An analysis of the Danish markets illustrates my point perfectly. I am using data from the Danish regulator covering the second half of 2005. I’ve chosen Denmark because they are the home of Telmore, supposedly the innovator of the low-cost SIM-free model and therefore the market is much more mature than in other Western Economies and also because the Danish regulator releases the best statistics. It would be impossible to perform the same analysis in the UK, where the ultra-inefficient regulator, OFCOM, does not publish data on the 5th Operator let alone MVNOs.

Danish MVNOs 2

In the Danish Market, there are 2 2G Operators (Telenor, TeliaSonera), 1 Start-Up 3G Operator (H3G Denmark), 1 incumbent PTT, TDC who operators both a 2G and 3G network and 17 MVNOs (!!!) , that figure does not include the two sub-brands of TDC (Song and Telmore) and which used to operate independently but have now been purchased by the struggling national carrier TDC (comparisons with KPN are very welcome). CBB Mobil which although shown separately on the graphs is also owned by another MNO, Telenor aka Sonofon.

MVNOs account for 12.09% of customers, but only 7.88% of voice traffic, 6.58% of SMS traffic, 6.89% of MMS traffic and a meager 2.19% of data traffic. So in terms of traffic, the average MVNO uses the phone far less. What is even more interesting about the analysis is that really there are only 2 MVNOs with anywhere a decent level of traffic (debitel and Tele2) and debitel’s market share has actually declined in the last 6 months. I hardly think the big MNOs are worried with that level of market share and even if they are the MVNOs seem to put themselves up for sale at the first opportunity.

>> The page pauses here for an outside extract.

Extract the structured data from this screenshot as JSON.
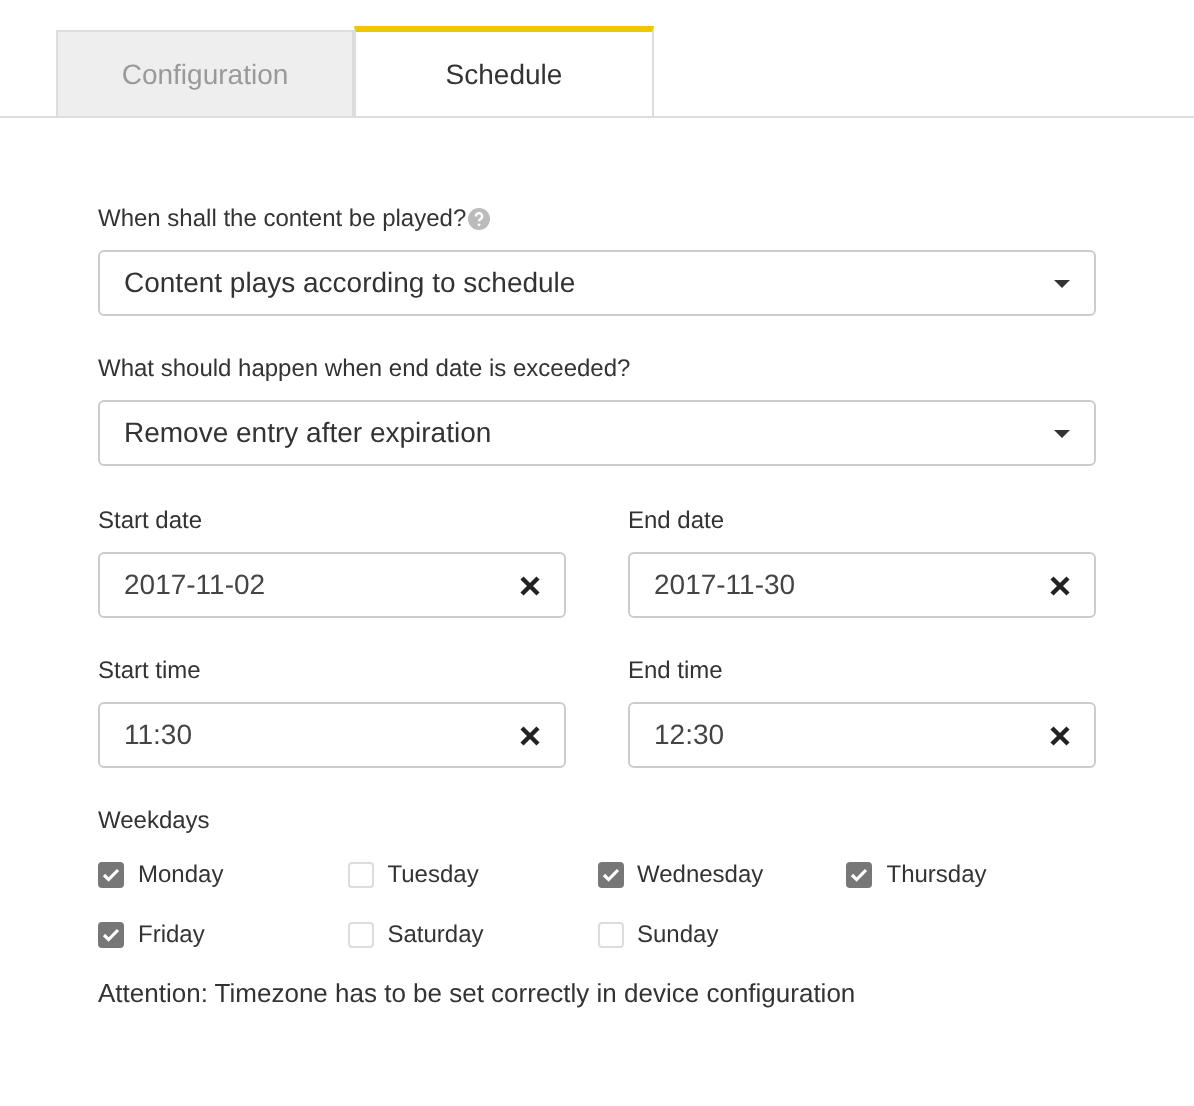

I remember almost to the day when the term MVNO was trust upon the world and I’m sure Tom Alexander or someone in his marketing team at Virgin Mobile invented the term. After all, how would you attract financing if you were called a mere reseller?

Unfortunately, I’m old enough to remember the day when MVNOs were flourishing in the UK market: Vodafone had 40 named in its’ 1990 annual report. Back in the day they were called “Service Providers” and the reason they were flourishing was because Vodafone and Cellnet were not permitted to sell direct to Joe Public and performed solely a wholesale role alone. This all changed when the Orange and One2One PCS licenses were issued. Vodafone and Cellnet immediately went on a buying spree hovering up their main Service Providers. What goes around comes around…

Speaking of coming around - Millicom was one of the 40 Service Providers ;-)